[Records contained in a dataset]
┌──
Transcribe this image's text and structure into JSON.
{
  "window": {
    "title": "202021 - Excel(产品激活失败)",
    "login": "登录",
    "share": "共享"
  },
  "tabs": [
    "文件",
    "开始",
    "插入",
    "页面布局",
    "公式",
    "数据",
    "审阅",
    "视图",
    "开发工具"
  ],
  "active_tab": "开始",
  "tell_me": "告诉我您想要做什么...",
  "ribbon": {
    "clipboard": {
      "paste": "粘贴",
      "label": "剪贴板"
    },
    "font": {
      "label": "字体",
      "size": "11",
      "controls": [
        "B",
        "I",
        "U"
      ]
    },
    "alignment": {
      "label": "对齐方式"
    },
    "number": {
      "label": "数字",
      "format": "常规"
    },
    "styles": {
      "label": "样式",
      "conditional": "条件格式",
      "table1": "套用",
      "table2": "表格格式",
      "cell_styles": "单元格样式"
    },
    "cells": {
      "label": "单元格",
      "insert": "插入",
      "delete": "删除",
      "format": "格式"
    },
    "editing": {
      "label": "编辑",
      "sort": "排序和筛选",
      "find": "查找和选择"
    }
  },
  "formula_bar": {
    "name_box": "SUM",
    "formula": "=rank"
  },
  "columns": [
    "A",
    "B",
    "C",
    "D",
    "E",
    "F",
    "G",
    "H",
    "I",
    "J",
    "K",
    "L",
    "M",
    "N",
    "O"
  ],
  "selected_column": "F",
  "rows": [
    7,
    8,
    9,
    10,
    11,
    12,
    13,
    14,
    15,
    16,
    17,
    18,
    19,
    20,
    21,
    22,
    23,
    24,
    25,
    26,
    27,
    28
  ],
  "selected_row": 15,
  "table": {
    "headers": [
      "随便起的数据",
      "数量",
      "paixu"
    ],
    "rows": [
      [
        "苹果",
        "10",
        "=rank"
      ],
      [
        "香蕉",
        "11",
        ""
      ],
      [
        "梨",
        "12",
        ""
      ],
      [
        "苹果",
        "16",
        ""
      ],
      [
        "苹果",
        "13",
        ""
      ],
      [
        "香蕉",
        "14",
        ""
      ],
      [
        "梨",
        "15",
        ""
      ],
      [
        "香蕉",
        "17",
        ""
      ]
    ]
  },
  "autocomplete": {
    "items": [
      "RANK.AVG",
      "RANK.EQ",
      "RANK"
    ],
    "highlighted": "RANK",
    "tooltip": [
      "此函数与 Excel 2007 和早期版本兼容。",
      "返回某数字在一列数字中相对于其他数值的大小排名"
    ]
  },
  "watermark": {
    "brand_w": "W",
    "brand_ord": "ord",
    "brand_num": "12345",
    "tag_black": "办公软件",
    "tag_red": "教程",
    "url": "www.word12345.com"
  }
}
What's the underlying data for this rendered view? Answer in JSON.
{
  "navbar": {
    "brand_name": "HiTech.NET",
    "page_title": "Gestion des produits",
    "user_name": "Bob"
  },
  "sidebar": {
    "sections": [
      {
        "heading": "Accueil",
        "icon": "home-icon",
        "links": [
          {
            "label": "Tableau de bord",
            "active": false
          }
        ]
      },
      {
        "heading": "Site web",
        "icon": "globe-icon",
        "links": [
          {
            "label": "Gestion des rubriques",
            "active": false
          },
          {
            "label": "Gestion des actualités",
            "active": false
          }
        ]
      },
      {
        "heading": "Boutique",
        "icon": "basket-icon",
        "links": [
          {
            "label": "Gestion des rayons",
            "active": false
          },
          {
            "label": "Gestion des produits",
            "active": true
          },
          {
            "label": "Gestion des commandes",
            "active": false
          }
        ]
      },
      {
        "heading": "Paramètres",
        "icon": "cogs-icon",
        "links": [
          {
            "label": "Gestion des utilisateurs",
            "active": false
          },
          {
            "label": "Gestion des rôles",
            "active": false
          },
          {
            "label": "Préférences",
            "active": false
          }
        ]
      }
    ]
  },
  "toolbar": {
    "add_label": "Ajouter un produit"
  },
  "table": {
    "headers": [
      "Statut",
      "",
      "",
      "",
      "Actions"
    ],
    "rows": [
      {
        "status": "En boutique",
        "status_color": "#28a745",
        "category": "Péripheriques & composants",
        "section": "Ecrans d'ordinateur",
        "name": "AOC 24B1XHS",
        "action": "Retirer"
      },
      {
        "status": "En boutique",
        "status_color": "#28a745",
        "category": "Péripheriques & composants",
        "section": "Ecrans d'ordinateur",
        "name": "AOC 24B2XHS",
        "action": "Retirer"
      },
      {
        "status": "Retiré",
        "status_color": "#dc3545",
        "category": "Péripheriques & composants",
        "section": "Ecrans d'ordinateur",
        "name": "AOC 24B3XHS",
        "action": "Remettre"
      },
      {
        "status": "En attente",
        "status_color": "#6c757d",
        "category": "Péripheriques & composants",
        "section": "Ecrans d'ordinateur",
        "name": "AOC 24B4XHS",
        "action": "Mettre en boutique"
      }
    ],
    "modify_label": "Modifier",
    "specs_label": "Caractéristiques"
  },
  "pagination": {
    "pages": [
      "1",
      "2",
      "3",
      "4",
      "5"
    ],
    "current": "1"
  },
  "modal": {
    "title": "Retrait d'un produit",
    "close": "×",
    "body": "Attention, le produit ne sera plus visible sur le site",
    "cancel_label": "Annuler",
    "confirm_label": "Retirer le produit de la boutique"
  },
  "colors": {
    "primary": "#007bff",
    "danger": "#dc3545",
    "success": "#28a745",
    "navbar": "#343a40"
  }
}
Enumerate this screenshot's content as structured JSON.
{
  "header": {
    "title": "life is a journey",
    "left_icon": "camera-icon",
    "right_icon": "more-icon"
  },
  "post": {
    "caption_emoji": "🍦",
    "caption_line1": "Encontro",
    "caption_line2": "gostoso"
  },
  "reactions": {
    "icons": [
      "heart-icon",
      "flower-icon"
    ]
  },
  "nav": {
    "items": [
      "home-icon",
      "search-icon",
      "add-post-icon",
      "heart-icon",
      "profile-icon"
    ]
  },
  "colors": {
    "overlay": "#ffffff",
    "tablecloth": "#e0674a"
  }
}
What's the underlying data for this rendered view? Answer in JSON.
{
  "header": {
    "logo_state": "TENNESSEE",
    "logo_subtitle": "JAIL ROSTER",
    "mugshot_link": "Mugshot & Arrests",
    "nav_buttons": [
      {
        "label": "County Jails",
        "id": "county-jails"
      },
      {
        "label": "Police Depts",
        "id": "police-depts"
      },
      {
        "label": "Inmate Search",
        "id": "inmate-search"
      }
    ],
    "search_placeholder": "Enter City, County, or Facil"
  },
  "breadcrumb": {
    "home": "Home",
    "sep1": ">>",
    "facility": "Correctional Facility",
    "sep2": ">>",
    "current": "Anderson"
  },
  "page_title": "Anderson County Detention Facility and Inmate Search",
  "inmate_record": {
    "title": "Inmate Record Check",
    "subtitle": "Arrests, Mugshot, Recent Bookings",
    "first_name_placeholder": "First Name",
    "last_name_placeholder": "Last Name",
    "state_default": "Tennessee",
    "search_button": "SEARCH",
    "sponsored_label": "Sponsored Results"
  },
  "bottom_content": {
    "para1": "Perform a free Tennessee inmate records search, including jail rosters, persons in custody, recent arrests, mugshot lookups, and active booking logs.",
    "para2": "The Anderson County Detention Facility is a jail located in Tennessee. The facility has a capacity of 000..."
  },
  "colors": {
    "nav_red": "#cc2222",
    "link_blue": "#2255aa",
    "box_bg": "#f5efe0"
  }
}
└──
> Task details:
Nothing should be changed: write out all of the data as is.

> Exercise result:
Transcribe this image's text and structure into JSON.
{
  "window": {
    "title": "202021 - Excel(产品激活失败)",
    "login": "登录",
    "share": "共享"
  },
  "tabs": [
    "文件",
    "开始",
    "插入",
    "页面布局",
    "公式",
    "数据",
    "审阅",
    "视图",
    "开发工具"
  ],
  "active_tab": "开始",
  "tell_me": "告诉我您想要做什么...",
  "ribbon": {
    "clipboard": {
      "paste": "粘贴",
      "label": "剪贴板"
    },
    "font": {
      "label": "字体",
      "size": "11",
      "controls": [
        "B",
        "I",
        "U"
      ]
    },
    "alignment": {
      "label": "对齐方式"
    },
    "number": {
      "label": "数字",
      "format": "常规"
    },
    "styles": {
      "label": "样式",
      "conditional": "条件格式",
      "table1": "套用",
      "table2": "表格格式",
      "cell_styles": "单元格样式"
    },
    "cells": {
      "label": "单元格",
      "insert": "插入",
      "delete": "删除",
      "format": "格式"
    },
    "editing": {
      "label": "编辑",
      "sort": "排序和筛选",
      "find": "查找和选择"
    }
  },
  "formula_bar": {
    "name_box": "SUM",
    "formula": "=rank"
  },
  "columns": [
    "A",
    "B",
    "C",
    "D",
    "E",
    "F",
    "G",
    "H",
    "I",
    "J",
    "K",
    "L",
    "M",
    "N",
    "O"
  ],
  "selected_column": "F",
  "rows": [
    7,
    8,
    9,
    10,
    11,
    12,
    13,
    14,
    15,
    16,
    17,
    18,
    19,
    20,
    21,
    22,
    23,
    24,
    25,
    26,
    27,
    28
  ],
  "selected_row": 15,
  "table": {
    "headers": [
      "随便起的数据",
      "数量",
      "paixu"
    ],
    "rows": [
      [
        "苹果",
        "10",
        "=rank"
      ],
      [
        "香蕉",
        "11",
        ""
      ],
      [
        "梨",
        "12",
        ""
      ],
      [
        "苹果",
        "16",
        ""
      ],
      [
        "苹果",
        "13",
        ""
      ],
      [
        "香蕉",
        "14",
        ""
      ],
      [
        "梨",
        "15",
        ""
      ],
      [
        "香蕉",
        "17",
        ""
      ]
    ]
  },
  "autocomplete": {
    "items": [
      "RANK.AVG",
      "RANK.EQ",
      "RANK"
    ],
    "highlighted": "RANK",
    "tooltip": [
      "此函数与 Excel 2007 和早期版本兼容。",
      "返回某数字在一列数字中相对于其他数值的大小排名"
    ]
  },
  "watermark": {
    "brand_w": "W",
    "brand_ord": "ord",
    "brand_num": "12345",
    "tag_black": "办公软件",
    "tag_red": "教程",
    "url": "www.word12345.com"
  }
}
What's the underlying data for this rendered view? Answer in JSON.
{
  "navbar": {
    "brand_name": "HiTech.NET",
    "page_title": "Gestion des produits",
    "user_name": "Bob"
  },
  "sidebar": {
    "sections": [
      {
        "heading": "Accueil",
        "icon": "home-icon",
        "links": [
          {
            "label": "Tableau de bord",
            "active": false
          }
        ]
      },
      {
        "heading": "Site web",
        "icon": "globe-icon",
        "links": [
          {
            "label": "Gestion des rubriques",
            "active": false
          },
          {
            "label": "Gestion des actualités",
            "active": false
          }
        ]
      },
      {
        "heading": "Boutique",
        "icon": "basket-icon",
        "links": [
          {
            "label": "Gestion des rayons",
            "active": false
          },
          {
            "label": "Gestion des produits",
            "active": true
          },
          {
            "label": "Gestion des commandes",
            "active": false
          }
        ]
      },
      {
        "heading": "Paramètres",
        "icon": "cogs-icon",
        "links": [
          {
            "label": "Gestion des utilisateurs",
            "active": false
          },
          {
            "label": "Gestion des rôles",
            "active": false
          },
          {
            "label": "Préférences",
            "active": false
          }
        ]
      }
    ]
  },
  "toolbar": {
    "add_label": "Ajouter un produit"
  },
  "table": {
    "headers": [
      "Statut",
      "",
      "",
      "",
      "Actions"
    ],
    "rows": [
      {
        "status": "En boutique",
        "status_color": "#28a745",
        "category": "Péripheriques & composants",
        "section": "Ecrans d'ordinateur",
        "name": "AOC 24B1XHS",
        "action": "Retirer"
      },
      {
        "status": "En boutique",
        "status_color": "#28a745",
        "category": "Péripheriques & composants",
        "section": "Ecrans d'ordinateur",
        "name": "AOC 24B2XHS",
        "action": "Retirer"
      },
      {
        "status": "Retiré",
        "status_color": "#dc3545",
        "category": "Péripheriques & composants",
        "section": "Ecrans d'ordinateur",
        "name": "AOC 24B3XHS",
        "action": "Remettre"
      },
      {
        "status": "En attente",
        "status_color": "#6c757d",
        "category": "Péripheriques & composants",
        "section": "Ecrans d'ordinateur",
        "name": "AOC 24B4XHS",
        "action": "Mettre en boutique"
      }
    ],
    "modify_label": "Modifier",
    "specs_label": "Caractéristiques"
  },
  "pagination": {
    "pages": [
      "1",
      "2",
      "3",
      "4",
      "5"
    ],
    "current": "1"
  },
  "modal": {
    "title": "Retrait d'un produit",
    "close": "×",
    "body": "Attention, le produit ne sera plus visible sur le site",
    "cancel_label": "Annuler",
    "confirm_label": "Retirer le produit de la boutique"
  },
  "colors": {
    "primary": "#007bff",
    "danger": "#dc3545",
    "success": "#28a745",
    "navbar": "#343a40"
  }
}
Enumerate this screenshot's content as structured JSON.
{
  "header": {
    "title": "life is a journey",
    "left_icon": "camera-icon",
    "right_icon": "more-icon"
  },
  "post": {
    "caption_emoji": "🍦",
    "caption_line1": "Encontro",
    "caption_line2": "gostoso"
  },
  "reactions": {
    "icons": [
      "heart-icon",
      "flower-icon"
    ]
  },
  "nav": {
    "items": [
      "home-icon",
      "search-icon",
      "add-post-icon",
      "heart-icon",
      "profile-icon"
    ]
  },
  "colors": {
    "overlay": "#ffffff",
    "tablecloth": "#e0674a"
  }
}
What's the underlying data for this rendered view? Answer in JSON.
{
  "header": {
    "logo_state": "TENNESSEE",
    "logo_subtitle": "JAIL ROSTER",
    "mugshot_link": "Mugshot & Arrests",
    "nav_buttons": [
      {
        "label": "County Jails",
        "id": "county-jails"
      },
      {
        "label": "Police Depts",
        "id": "police-depts"
      },
      {
        "label": "Inmate Search",
        "id": "inmate-search"
      }
    ],
    "search_placeholder": "Enter City, County, or Facil"
  },
  "breadcrumb": {
    "home": "Home",
    "sep1": ">>",
    "facility": "Correctional Facility",
    "sep2": ">>",
    "current": "Anderson"
  },
  "page_title": "Anderson County Detention Facility and Inmate Search",
  "inmate_record": {
    "title": "Inmate Record Check",
    "subtitle": "Arrests, Mugshot, Recent Bookings",
    "first_name_placeholder": "First Name",
    "last_name_placeholder": "Last Name",
    "state_default": "Tennessee",
    "search_button": "SEARCH",
    "sponsored_label": "Sponsored Results"
  },
  "bottom_content": {
    "para1": "Perform a free Tennessee inmate records search, including jail rosters, persons in custody, recent arrests, mugshot lookups, and active booking logs.",
    "para2": "The Anderson County Detention Facility is a jail located in Tennessee. The facility has a capacity of 000..."
  },
  "colors": {
    "nav_red": "#cc2222",
    "link_blue": "#2255aa",
    "box_bg": "#f5efe0"
  }
}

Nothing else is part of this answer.